■ Work request
Can you find the lines of the listing that include "invoices" and copy every one?

■ Data to process

· · · · · · ·

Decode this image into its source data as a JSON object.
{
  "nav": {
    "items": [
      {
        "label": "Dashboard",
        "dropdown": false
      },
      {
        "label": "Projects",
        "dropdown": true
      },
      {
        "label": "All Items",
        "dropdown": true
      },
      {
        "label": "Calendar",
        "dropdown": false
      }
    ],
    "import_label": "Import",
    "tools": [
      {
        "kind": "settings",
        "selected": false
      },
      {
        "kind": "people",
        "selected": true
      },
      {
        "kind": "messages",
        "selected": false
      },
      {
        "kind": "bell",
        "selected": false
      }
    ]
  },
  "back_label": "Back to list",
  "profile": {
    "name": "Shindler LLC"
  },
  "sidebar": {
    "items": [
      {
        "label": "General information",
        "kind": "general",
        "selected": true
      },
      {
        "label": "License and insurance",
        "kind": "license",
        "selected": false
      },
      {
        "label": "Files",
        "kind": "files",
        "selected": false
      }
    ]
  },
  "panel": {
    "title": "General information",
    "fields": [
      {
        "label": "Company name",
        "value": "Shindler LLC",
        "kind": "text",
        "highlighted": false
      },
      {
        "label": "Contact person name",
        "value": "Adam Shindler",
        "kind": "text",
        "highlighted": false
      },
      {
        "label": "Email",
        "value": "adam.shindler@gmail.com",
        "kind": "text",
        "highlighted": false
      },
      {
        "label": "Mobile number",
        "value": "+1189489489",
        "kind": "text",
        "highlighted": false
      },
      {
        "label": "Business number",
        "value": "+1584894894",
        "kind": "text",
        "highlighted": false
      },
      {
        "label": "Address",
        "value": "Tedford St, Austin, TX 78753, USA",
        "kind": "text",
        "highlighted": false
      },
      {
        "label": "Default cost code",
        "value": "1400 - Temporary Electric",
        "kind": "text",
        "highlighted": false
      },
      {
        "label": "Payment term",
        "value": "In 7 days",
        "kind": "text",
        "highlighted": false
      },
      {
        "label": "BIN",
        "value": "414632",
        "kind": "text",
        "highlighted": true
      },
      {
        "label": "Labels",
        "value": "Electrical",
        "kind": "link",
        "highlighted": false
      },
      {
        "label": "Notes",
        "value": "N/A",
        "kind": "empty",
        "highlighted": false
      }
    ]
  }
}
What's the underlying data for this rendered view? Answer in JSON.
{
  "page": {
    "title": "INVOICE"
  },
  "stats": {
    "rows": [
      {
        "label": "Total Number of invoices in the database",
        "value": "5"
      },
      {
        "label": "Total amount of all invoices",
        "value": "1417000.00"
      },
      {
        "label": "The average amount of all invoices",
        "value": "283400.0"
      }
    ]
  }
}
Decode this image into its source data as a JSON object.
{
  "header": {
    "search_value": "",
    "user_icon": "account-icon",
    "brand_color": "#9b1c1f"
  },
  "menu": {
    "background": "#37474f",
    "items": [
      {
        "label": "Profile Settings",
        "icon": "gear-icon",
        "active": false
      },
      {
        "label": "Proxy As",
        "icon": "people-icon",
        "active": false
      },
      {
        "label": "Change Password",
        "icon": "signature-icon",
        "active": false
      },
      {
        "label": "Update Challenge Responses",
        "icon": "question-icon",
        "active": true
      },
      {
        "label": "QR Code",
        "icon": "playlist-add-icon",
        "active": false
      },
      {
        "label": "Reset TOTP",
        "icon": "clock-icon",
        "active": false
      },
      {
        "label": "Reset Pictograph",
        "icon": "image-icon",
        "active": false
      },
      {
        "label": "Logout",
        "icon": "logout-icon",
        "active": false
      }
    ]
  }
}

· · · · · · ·

■ Response area
        "label": "Total Number of invoices in the database",
        "label": "Total amount of all invoices",
        "label": "The average amount of all invoices",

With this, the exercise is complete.